To get back on topic, we can use the Ramprakash Factor to look at how often in a player’s career they didn’t pull their weight in a series. Yes, Ricky Ponting has done well over the years (and has a shiny Test average of 53.44 to show for it) but that can’t hide the fact that he stunk up the 2010/11 Ashes like a skunk recovering from a heavy night on the cheap gin. By averaging just 16.14 he fell well below the Ramprakash Factor and was therefore nothing more than a passenger in his team.
Our next step is to look at the number of instances of players being passengers.To get a bit of contemporary focus, let’s look at England’s Test series over the last couple of years. For the batsmen only, we’re looking at batting average (the y axis) and runs scored (the bubble size, or z axis as nerds might call it):
We’ve colour-coded each batsman to hopefully make it a little clearer. We should also point out that for the Sri Lanka in England series in 2011 Ian Bell averaged 331 – we told you there’d be a callback – but we had to cut that off the top of the chart. Ian Bell was amazing back then. Nowadays he’s about as prolific as Fernando Torres.
The key thing is that we’ve drawn a line across at the magic number of 25. Anything that falls below that is a passenger. In the case of the most recent series against Pakistan, the whole top order were basically passengers – Cook and Trott escape with mighty averages of just below 27. Working backwards from that there was Trott against India, Strauss against Sri Lanka, Collingwood in the Ashes, Collingwood and Pietersen for the home series against Pakistan, Cook against Bangladesh, Strauss in South Africa and Cook and Bopara in the 2009 Ashes.

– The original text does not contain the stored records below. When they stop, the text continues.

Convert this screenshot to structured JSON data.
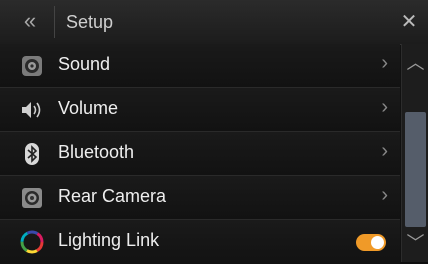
{
  "header": {
    "back_glyph": "«",
    "title": "Setup",
    "close_glyph": "✕"
  },
  "items": [
    {
      "label": "Sound",
      "icon": "speaker-icon",
      "trailing": "›"
    },
    {
      "label": "Volume",
      "icon": "volume-icon",
      "trailing": "›"
    },
    {
      "label": "Bluetooth",
      "icon": "bluetooth-icon",
      "trailing": "›"
    },
    {
      "label": "Rear Camera",
      "icon": "camera-icon",
      "trailing": "›"
    },
    {
      "label": "Lighting Link",
      "icon": "color-wheel-icon",
      "toggle": "on"
    }
  ],
  "scrollbar": {
    "up_glyph": "︿",
    "down_glyph": "﹀"
  },
  "colors": {
    "toggle_on": "#f09a28",
    "background": "#111111"
  }
}
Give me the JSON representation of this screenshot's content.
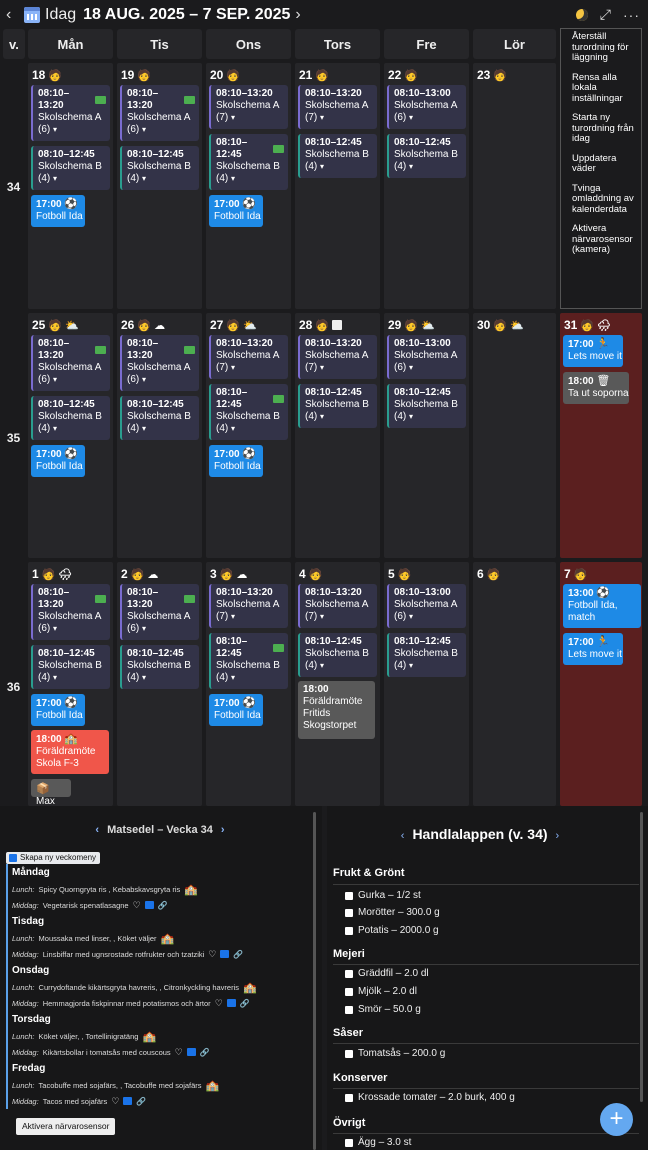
{
  "header": {
    "today_label": "Idag",
    "date_range": "18 AUG. 2025 – 7 SEP. 2025",
    "prev_icon": "chevron-left-icon",
    "next_icon": "chevron-right-icon",
    "theme_icon": "moon-icon",
    "expand_icon": "expand-icon",
    "more_icon": "more-icon"
  },
  "columns": {
    "week": "v.",
    "mon": "Mån",
    "tue": "Tis",
    "wed": "Ons",
    "thu": "Tors",
    "fri": "Fre",
    "sat": "Lör"
  },
  "weeks": [
    "34",
    "35",
    "36"
  ],
  "days": {
    "w1": [
      "18",
      "19",
      "20",
      "21",
      "22",
      "23"
    ],
    "w2": [
      "25",
      "26",
      "27",
      "28",
      "29",
      "30",
      "31"
    ],
    "w3": [
      "1",
      "2",
      "3",
      "4",
      "5",
      "6",
      "7"
    ]
  },
  "events": {
    "t1013": "08:10–\n13:20",
    "t1013b": "08:10–13:20",
    "t1245": "08:10–12:45",
    "t1245n": "08:10–\n12:45",
    "t1300": "08:10–13:00",
    "schA": "Skolschema A",
    "schB": "Skolschema B",
    "c6": "(6)",
    "c7": "(7)",
    "c4": "(4)",
    "caret": "▾",
    "fotboll_time": "17:00",
    "fotboll": "Fotboll Ida",
    "move_time": "17:00",
    "move": "Lets move it",
    "sop_time": "18:00",
    "sop": "Ta ut soporna",
    "fm_time": "13:00",
    "fm": "Fotboll Ida, match",
    "par_time": "18:00",
    "par": "Föräldramöte Skola F-3",
    "par2_time": "18:00",
    "par2": "Föräldramöte Fritids Skogstorpet",
    "max": "Max"
  },
  "menu": [
    "Återställ turordning för läggning",
    "Rensa alla lokala inställningar",
    "Starta ny turordning från idag",
    "Uppdatera väder",
    "Tvinga omladdning av kalenderdata",
    "Aktivera närvarosensor (kamera)"
  ],
  "mealplan": {
    "title": "Matsedel – Vecka 34",
    "create": "Skapa ny veckomeny",
    "lunch": "Lunch:",
    "dinner": "Middag:",
    "days": [
      {
        "name": "Måndag",
        "lunch": "Spicy Quorngryta ris , Kebabskavsgryta ris",
        "dinner": "Vegetarisk spenatlasagne"
      },
      {
        "name": "Tisdag",
        "lunch": "Moussaka med linser, , Köket väljer",
        "dinner": "Linsbiffar med ugnsrostade rotfrukter och tzatziki"
      },
      {
        "name": "Onsdag",
        "lunch": "Currydoftande kikärtsgryta havreris, , Citronkyckling havreris",
        "dinner": "Hemmagjorda fiskpinnar med potatismos och ärtor"
      },
      {
        "name": "Torsdag",
        "lunch": "Köket väljer, , Tortellinigratäng",
        "dinner": "Kikärtsbollar i tomatsås med couscous"
      },
      {
        "name": "Fredag",
        "lunch": "Tacobuffe med sojafärs, , Tacobuffe med sojafärs",
        "dinner": "Tacos med sojafärs"
      }
    ]
  },
  "shopping": {
    "title": "Handlalappen (v. 34)",
    "cats": [
      {
        "name": "Frukt & Grönt",
        "items": [
          "Gurka – 1/2 st",
          "Morötter – 300.0 g",
          "Potatis – 2000.0 g"
        ]
      },
      {
        "name": "Mejeri",
        "items": [
          "Gräddfil – 2.0 dl",
          "Mjölk – 2.0 dl",
          "Smör – 50.0 g"
        ]
      },
      {
        "name": "Såser",
        "items": [
          "Tomatsås – 200.0 g"
        ]
      },
      {
        "name": "Konserver",
        "items": [
          "Krossade tomater – 2.0 burk, 400 g"
        ]
      },
      {
        "name": "Övrigt",
        "items": [
          "Ägg – 3.0 st"
        ]
      }
    ]
  },
  "toast": "Aktivera närvarosensor",
  "fab": "+"
}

With all these passengers in the side it’s amazing that England actually won all these series (bar the draw in South Africa and the spanking in the UAE). Perhaps that’s the difference between a good side and a great side – the latter has no passengers (either with bat or ball).
Of course, having defined a passenger we can now apply that to a player’s career and see what proportion of series they have passengered in (it’s definitely a word – it’s in the 51allout dictionary). Of particular interest here are Eoin Morgan and Ravi Bopara. Both have taken part in five Test series and in terms of straight batting average Bopara has the edge (34.56 vs. 30.43). While neither are exactly great, a difference of over four runs is fairly significant.
However, in his five series Morgan has only been a passenger once – the most recent series in the UAE. Prior to that he’s been in or above that ‘just about acceptable’ band that frustrates everyone – coaches and spectators – so much. Bopara, on the other hand, has twice been a passenger – the 2009 Ashes and England’s previous Test tour of Sri Lanka. And that tells us something about the man, specifically that when’s he’s rubbish, he’s consistently awful. When he’s good, he’s better than Morgan (hence that higher overall average) but that’s hardly a ringing endorsement as he prepares to come back into the side.
Of course, a lot of players have difficult starts to their Test career before settling in – Hashim Amla being a prime example. There’s nothing to say that Ravi Bopara won’t come good this time around.
Apart from us: Ravi Bopara won’t come good this time around.
What does this tell us? Ian Bell’s second place on the list is a testament to a remarkably patch Test career. At the other end Trott’s consistency is obvious – even when he’s not at his best he still scores ugly, ugly runs. And even Alastair Cook and Kevin Pietersen have struggled at times in their otherwise massively prolific careers. Maybe Test cricket isn’t actually that easy after all. Just ask Mark Ramprakash.